Exercise details ▸ Reproduce each record verbatim, images excluded.

Material provided ▸
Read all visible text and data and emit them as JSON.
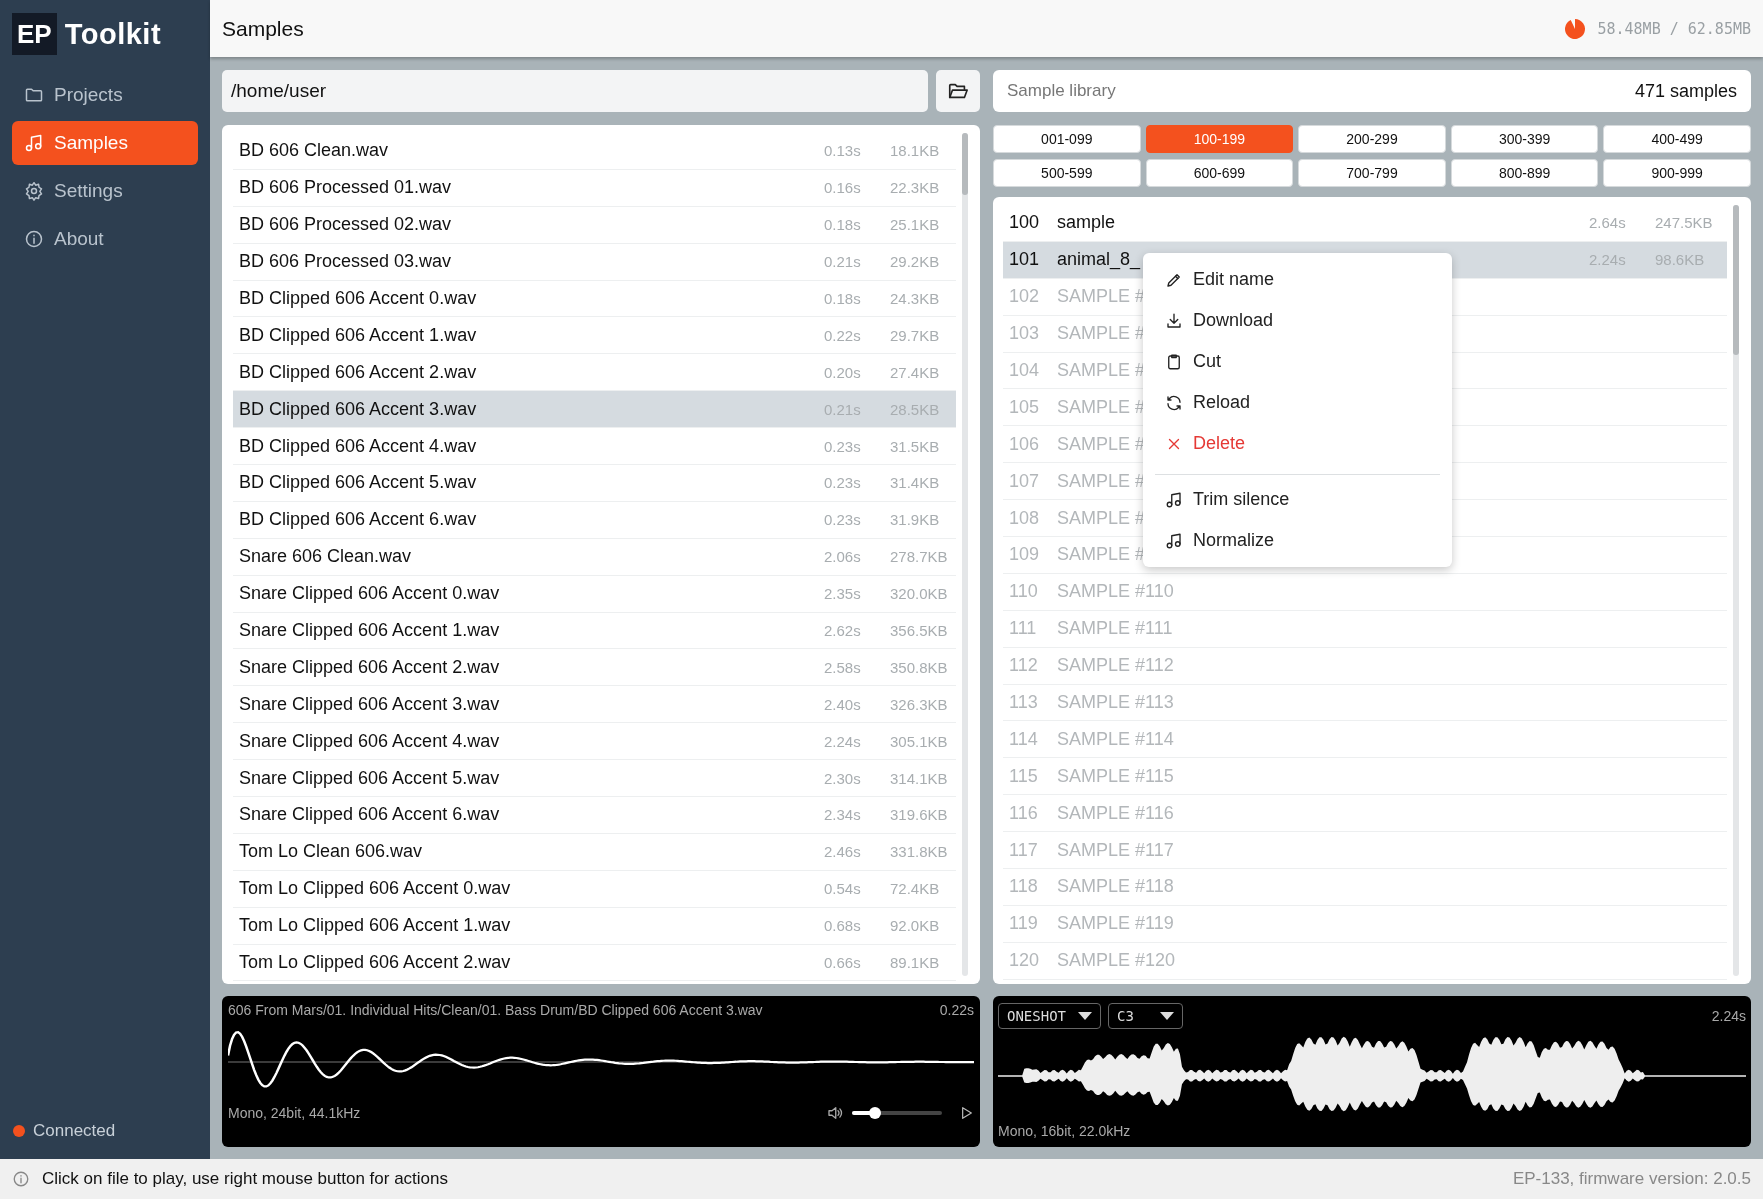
{
  "app": {
    "logo_badge": "EP",
    "logo_text": "Toolkit"
  },
  "sidebar": {
    "items": [
      {
        "label": "Projects",
        "selected": false
      },
      {
        "label": "Samples",
        "selected": true
      },
      {
        "label": "Settings",
        "selected": false
      },
      {
        "label": "About",
        "selected": false
      }
    ],
    "connection": {
      "label": "Connected",
      "connected": true
    }
  },
  "header": {
    "title": "Samples",
    "memory": {
      "text": "58.48MB / 62.85MB",
      "level": 0.93
    }
  },
  "files": {
    "path": "/home/user",
    "rows": [
      {
        "name": "BD 606 Clean.wav",
        "duration": "0.13s",
        "size": "18.1KB",
        "selected": false
      },
      {
        "name": "BD 606 Processed 01.wav",
        "duration": "0.16s",
        "size": "22.3KB",
        "selected": false
      },
      {
        "name": "BD 606 Processed 02.wav",
        "duration": "0.18s",
        "size": "25.1KB",
        "selected": false
      },
      {
        "name": "BD 606 Processed 03.wav",
        "duration": "0.21s",
        "size": "29.2KB",
        "selected": false
      },
      {
        "name": "BD Clipped 606 Accent 0.wav",
        "duration": "0.18s",
        "size": "24.3KB",
        "selected": false
      },
      {
        "name": "BD Clipped 606 Accent 1.wav",
        "duration": "0.22s",
        "size": "29.7KB",
        "selected": false
      },
      {
        "name": "BD Clipped 606 Accent 2.wav",
        "duration": "0.20s",
        "size": "27.4KB",
        "selected": false
      },
      {
        "name": "BD Clipped 606 Accent 3.wav",
        "duration": "0.21s",
        "size": "28.5KB",
        "selected": true
      },
      {
        "name": "BD Clipped 606 Accent 4.wav",
        "duration": "0.23s",
        "size": "31.5KB",
        "selected": false
      },
      {
        "name": "BD Clipped 606 Accent 5.wav",
        "duration": "0.23s",
        "size": "31.4KB",
        "selected": false
      },
      {
        "name": "BD Clipped 606 Accent 6.wav",
        "duration": "0.23s",
        "size": "31.9KB",
        "selected": false
      },
      {
        "name": "Snare 606 Clean.wav",
        "duration": "2.06s",
        "size": "278.7KB",
        "selected": false
      },
      {
        "name": "Snare Clipped 606 Accent 0.wav",
        "duration": "2.35s",
        "size": "320.0KB",
        "selected": false
      },
      {
        "name": "Snare Clipped 606 Accent 1.wav",
        "duration": "2.62s",
        "size": "356.5KB",
        "selected": false
      },
      {
        "name": "Snare Clipped 606 Accent 2.wav",
        "duration": "2.58s",
        "size": "350.8KB",
        "selected": false
      },
      {
        "name": "Snare Clipped 606 Accent 3.wav",
        "duration": "2.40s",
        "size": "326.3KB",
        "selected": false
      },
      {
        "name": "Snare Clipped 606 Accent 4.wav",
        "duration": "2.24s",
        "size": "305.1KB",
        "selected": false
      },
      {
        "name": "Snare Clipped 606 Accent 5.wav",
        "duration": "2.30s",
        "size": "314.1KB",
        "selected": false
      },
      {
        "name": "Snare Clipped 606 Accent 6.wav",
        "duration": "2.34s",
        "size": "319.6KB",
        "selected": false
      },
      {
        "name": "Tom Lo Clean 606.wav",
        "duration": "2.46s",
        "size": "331.8KB",
        "selected": false
      },
      {
        "name": "Tom Lo Clipped 606 Accent 0.wav",
        "duration": "0.54s",
        "size": "72.4KB",
        "selected": false
      },
      {
        "name": "Tom Lo Clipped 606 Accent 1.wav",
        "duration": "0.68s",
        "size": "92.0KB",
        "selected": false
      },
      {
        "name": "Tom Lo Clipped 606 Accent 2.wav",
        "duration": "0.66s",
        "size": "89.1KB",
        "selected": false
      }
    ]
  },
  "library": {
    "title": "Sample library",
    "count": "471 samples",
    "ranges": [
      {
        "label": "001-099",
        "selected": false
      },
      {
        "label": "100-199",
        "selected": true
      },
      {
        "label": "200-299",
        "selected": false
      },
      {
        "label": "300-399",
        "selected": false
      },
      {
        "label": "400-499",
        "selected": false
      },
      {
        "label": "500-599",
        "selected": false
      },
      {
        "label": "600-699",
        "selected": false
      },
      {
        "label": "700-799",
        "selected": false
      },
      {
        "label": "800-899",
        "selected": false
      },
      {
        "label": "900-999",
        "selected": false
      }
    ],
    "rows": [
      {
        "kind": "sample",
        "number": "100",
        "name": "sample",
        "duration": "2.64s",
        "size": "247.5KB",
        "selected": false
      },
      {
        "kind": "sample",
        "number": "101",
        "name": "animal_8_",
        "duration": "2.24s",
        "size": "98.6KB",
        "selected": true
      },
      {
        "kind": "empty",
        "number": "102",
        "name": "SAMPLE #",
        "selected": false
      },
      {
        "kind": "empty",
        "number": "103",
        "name": "SAMPLE #",
        "selected": false
      },
      {
        "kind": "empty",
        "number": "104",
        "name": "SAMPLE #",
        "selected": false
      },
      {
        "kind": "empty",
        "number": "105",
        "name": "SAMPLE #",
        "selected": false
      },
      {
        "kind": "empty",
        "number": "106",
        "name": "SAMPLE #",
        "selected": false
      },
      {
        "kind": "empty",
        "number": "107",
        "name": "SAMPLE #",
        "selected": false
      },
      {
        "kind": "empty",
        "number": "108",
        "name": "SAMPLE #",
        "selected": false
      },
      {
        "kind": "empty",
        "number": "109",
        "name": "SAMPLE #",
        "selected": false
      },
      {
        "kind": "empty",
        "number": "110",
        "name": "SAMPLE #110",
        "selected": false
      },
      {
        "kind": "empty",
        "number": "111",
        "name": "SAMPLE #111",
        "selected": false
      },
      {
        "kind": "empty",
        "number": "112",
        "name": "SAMPLE #112",
        "selected": false
      },
      {
        "kind": "empty",
        "number": "113",
        "name": "SAMPLE #113",
        "selected": false
      },
      {
        "kind": "empty",
        "number": "114",
        "name": "SAMPLE #114",
        "selected": false
      },
      {
        "kind": "empty",
        "number": "115",
        "name": "SAMPLE #115",
        "selected": false
      },
      {
        "kind": "empty",
        "number": "116",
        "name": "SAMPLE #116",
        "selected": false
      },
      {
        "kind": "empty",
        "number": "117",
        "name": "SAMPLE #117",
        "selected": false
      },
      {
        "kind": "empty",
        "number": "118",
        "name": "SAMPLE #118",
        "selected": false
      },
      {
        "kind": "empty",
        "number": "119",
        "name": "SAMPLE #119",
        "selected": false
      },
      {
        "kind": "empty",
        "number": "120",
        "name": "SAMPLE #120",
        "selected": false
      }
    ],
    "context_menu": {
      "sections": [
        {
          "items": [
            {
              "label": "Edit name",
              "danger": false
            },
            {
              "label": "Download",
              "danger": false
            },
            {
              "label": "Cut",
              "danger": false
            },
            {
              "label": "Reload",
              "danger": false
            },
            {
              "label": "Delete",
              "danger": true
            }
          ]
        },
        {
          "items": [
            {
              "label": "Trim silence",
              "danger": false
            },
            {
              "label": "Normalize",
              "danger": false
            }
          ]
        }
      ]
    }
  },
  "file_player": {
    "path": "606 From Mars/01. Individual Hits/Clean/01. Bass Drum/BD Clipped 606 Accent 3.wav",
    "duration": "0.22s",
    "format": "Mono, 24bit, 44.1kHz",
    "volume": {
      "level": 0.25
    }
  },
  "library_player": {
    "mode": "ONESHOT",
    "note": "C3",
    "duration": "2.24s",
    "format": "Mono, 16bit, 22.0kHz"
  },
  "status_bar": {
    "hint": "Click on file to play, use right mouse button for actions",
    "firmware": "EP-133, firmware version: 2.0.5"
  }
}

Solution for this problem ▸
Read all visible text and data and emit them as JSON.
{
  "app": {
    "logo_badge": "EP",
    "logo_text": "Toolkit"
  },
  "sidebar": {
    "items": [
      {
        "label": "Projects",
        "selected": false
      },
      {
        "label": "Samples",
        "selected": true
      },
      {
        "label": "Settings",
        "selected": false
      },
      {
        "label": "About",
        "selected": false
      }
    ],
    "connection": {
      "label": "Connected",
      "connected": true
    }
  },
  "header": {
    "title": "Samples",
    "memory": {
      "text": "58.48MB / 62.85MB",
      "level": 0.93
    }
  },
  "files": {
    "path": "/home/user",
    "rows": [
      {
        "name": "BD 606 Clean.wav",
        "duration": "0.13s",
        "size": "18.1KB",
        "selected": false
      },
      {
        "name": "BD 606 Processed 01.wav",
        "duration": "0.16s",
        "size": "22.3KB",
        "selected": false
      },
      {
        "name": "BD 606 Processed 02.wav",
        "duration": "0.18s",
        "size": "25.1KB",
        "selected": false
      },
      {
        "name": "BD 606 Processed 03.wav",
        "duration": "0.21s",
        "size": "29.2KB",
        "selected": false
      },
      {
        "name": "BD Clipped 606 Accent 0.wav",
        "duration": "0.18s",
        "size": "24.3KB",
        "selected": false
      },
      {
        "name": "BD Clipped 606 Accent 1.wav",
        "duration": "0.22s",
        "size": "29.7KB",
        "selected": false
      },
      {
        "name": "BD Clipped 606 Accent 2.wav",
        "duration": "0.20s",
        "size": "27.4KB",
        "selected": false
      },
      {
        "name": "BD Clipped 606 Accent 3.wav",
        "duration": "0.21s",
        "size": "28.5KB",
        "selected": true
      },
      {
        "name": "BD Clipped 606 Accent 4.wav",
        "duration": "0.23s",
        "size": "31.5KB",
        "selected": false
      },
      {
        "name": "BD Clipped 606 Accent 5.wav",
        "duration": "0.23s",
        "size": "31.4KB",
        "selected": false
      },
      {
        "name": "BD Clipped 606 Accent 6.wav",
        "duration": "0.23s",
        "size": "31.9KB",
        "selected": false
      },
      {
        "name": "Snare 606 Clean.wav",
        "duration": "2.06s",
        "size": "278.7KB",
        "selected": false
      },
      {
        "name": "Snare Clipped 606 Accent 0.wav",
        "duration": "2.35s",
        "size": "320.0KB",
        "selected": false
      },
      {
        "name": "Snare Clipped 606 Accent 1.wav",
        "duration": "2.62s",
        "size": "356.5KB",
        "selected": false
      },
      {
        "name": "Snare Clipped 606 Accent 2.wav",
        "duration": "2.58s",
        "size": "350.8KB",
        "selected": false
      },
      {
        "name": "Snare Clipped 606 Accent 3.wav",
        "duration": "2.40s",
        "size": "326.3KB",
        "selected": false
      },
      {
        "name": "Snare Clipped 606 Accent 4.wav",
        "duration": "2.24s",
        "size": "305.1KB",
        "selected": false
      },
      {
        "name": "Snare Clipped 606 Accent 5.wav",
        "duration": "2.30s",
        "size": "314.1KB",
        "selected": false
      },
      {
        "name": "Snare Clipped 606 Accent 6.wav",
        "duration": "2.34s",
        "size": "319.6KB",
        "selected": false
      },
      {
        "name": "Tom Lo Clean 606.wav",
        "duration": "2.46s",
        "size": "331.8KB",
        "selected": false
      },
      {
        "name": "Tom Lo Clipped 606 Accent 0.wav",
        "duration": "0.54s",
        "size": "72.4KB",
        "selected": false
      },
      {
        "name": "Tom Lo Clipped 606 Accent 1.wav",
        "duration": "0.68s",
        "size": "92.0KB",
        "selected": false
      },
      {
        "name": "Tom Lo Clipped 606 Accent 2.wav",
        "duration": "0.66s",
        "size": "89.1KB",
        "selected": false
      }
    ]
  },
  "library": {
    "title": "Sample library",
    "count": "471 samples",
    "ranges": [
      {
        "label": "001-099",
        "selected": false
      },
      {
        "label": "100-199",
        "selected": true
      },
      {
        "label": "200-299",
        "selected": false
      },
      {
        "label": "300-399",
        "selected": false
      },
      {
        "label": "400-499",
        "selected": false
      },
      {
        "label": "500-599",
        "selected": false
      },
      {
        "label": "600-699",
        "selected": false
      },
      {
        "label": "700-799",
        "selected": false
      },
      {
        "label": "800-899",
        "selected": false
      },
      {
        "label": "900-999",
        "selected": false
      }
    ],
    "rows": [
      {
        "kind": "sample",
        "number": "100",
        "name": "sample",
        "duration": "2.64s",
        "size": "247.5KB",
        "selected": false
      },
      {
        "kind": "sample",
        "number": "101",
        "name": "animal_8_",
        "duration": "2.24s",
        "size": "98.6KB",
        "selected": true
      },
      {
        "kind": "empty",
        "number": "102",
        "name": "SAMPLE #",
        "selected": false
      },
      {
        "kind": "empty",
        "number": "103",
        "name": "SAMPLE #",
        "selected": false
      },
      {
        "kind": "empty",
        "number": "104",
        "name": "SAMPLE #",
        "selected": false
      },
      {
        "kind": "empty",
        "number": "105",
        "name": "SAMPLE #",
        "selected": false
      },
      {
        "kind": "empty",
        "number": "106",
        "name": "SAMPLE #",
        "selected": false
      },
      {
        "kind": "empty",
        "number": "107",
        "name": "SAMPLE #",
        "selected": false
      },
      {
        "kind": "empty",
        "number": "108",
        "name": "SAMPLE #",
        "selected": false
      },
      {
        "kind": "empty",
        "number": "109",
        "name": "SAMPLE #",
        "selected": false
      },
      {
        "kind": "empty",
        "number": "110",
        "name": "SAMPLE #110",
        "selected": false
      },
      {
        "kind": "empty",
        "number": "111",
        "name": "SAMPLE #111",
        "selected": false
      },
      {
        "kind": "empty",
        "number": "112",
        "name": "SAMPLE #112",
        "selected": false
      },
      {
        "kind": "empty",
        "number": "113",
        "name": "SAMPLE #113",
        "selected": false
      },
      {
        "kind": "empty",
        "number": "114",
        "name": "SAMPLE #114",
        "selected": false
      },
      {
        "kind": "empty",
        "number": "115",
        "name": "SAMPLE #115",
        "selected": false
      },
      {
        "kind": "empty",
        "number": "116",
        "name": "SAMPLE #116",
        "selected": false
      },
      {
        "kind": "empty",
        "number": "117",
        "name": "SAMPLE #117",
        "selected": false
      },
      {
        "kind": "empty",
        "number": "118",
        "name": "SAMPLE #118",
        "selected": false
      },
      {
        "kind": "empty",
        "number": "119",
        "name": "SAMPLE #119",
        "selected": false
      },
      {
        "kind": "empty",
        "number": "120",
        "name": "SAMPLE #120",
        "selected": false
      }
    ],
    "context_menu": {
      "sections": [
        {
          "items": [
            {
              "label": "Edit name",
              "danger": false
            },
            {
              "label": "Download",
              "danger": false
            },
            {
              "label": "Cut",
              "danger": false
            },
            {
              "label": "Reload",
              "danger": false
            },
            {
              "label": "Delete",
              "danger": true
            }
          ]
        },
        {
          "items": [
            {
              "label": "Trim silence",
              "danger": false
            },
            {
              "label": "Normalize",
              "danger": false
            }
          ]
        }
      ]
    }
  },
  "file_player": {
    "path": "606 From Mars/01. Individual Hits/Clean/01. Bass Drum/BD Clipped 606 Accent 3.wav",
    "duration": "0.22s",
    "format": "Mono, 24bit, 44.1kHz",
    "volume": {
      "level": 0.25
    }
  },
  "library_player": {
    "mode": "ONESHOT",
    "note": "C3",
    "duration": "2.24s",
    "format": "Mono, 16bit, 22.0kHz"
  },
  "status_bar": {
    "hint": "Click on file to play, use right mouse button for actions",
    "firmware": "EP-133, firmware version: 2.0.5"
  }
}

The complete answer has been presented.